Things That Would Have Made the Match Better: As much as I liked the organization and color-coding of the firing positions and targets, there were a few things that would have made the match a bit better. For one thing, I thought it took way too long to reset the range after each participant finished his run. It took upwards of 15 minutes to score the targets and reset them, and for the life of me I could not figure out what was taking so long each time. I also would have preferred some better variety to the targets/firing positions, which I thought skewed a little too heavily toward precision shots at longer ranges. Perhaps having something like a VTAC barricade through which the shooters might have to engage from a distance of 25 yards or so would have added to the challenge a bit. Also, I expected some smaller targets for the up-close shots, maybe targets that would force the shooter to remember “height over bore” issues. Finally, it took two days for the organizers to post the results of the match. Considering all the scoring was done on site and there were only 7 shooters, I thought this was a bit much.
Overall, I really enjoyed the match, as it was a chance to do something I rarely get to do. My long guns rarely get fired, and when they do it is either at a VERY restrictive public range or in a class (and readers of this blog know that the classes I take tend to be handgun-centric). The chance to use it on a variety of targets, from a variety of positions, moving from position to position, all under the pressure of the clock, was fun.

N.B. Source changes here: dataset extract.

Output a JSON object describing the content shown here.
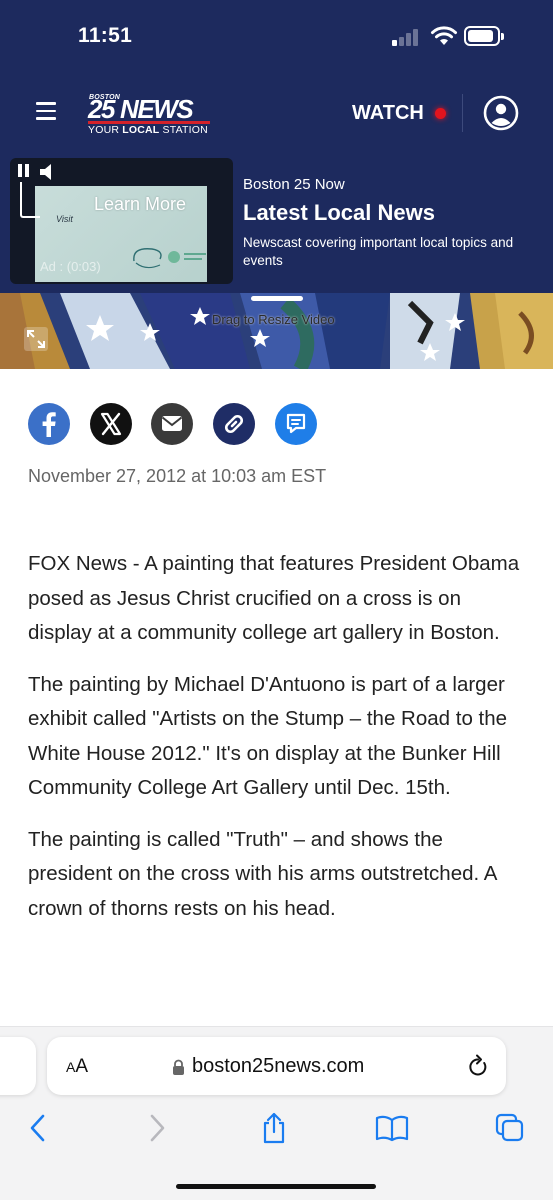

It was also a great chance to test out my battle belt and other gear, especially in inclement weather. I would definitely shoot this match or a similar match again, perhaps using my variable optic to see how it compares in such conditions.
As always, thanks for reading. If you have any questions or comments, please post them below or on our Facebook page, as we always welcome civil discourse.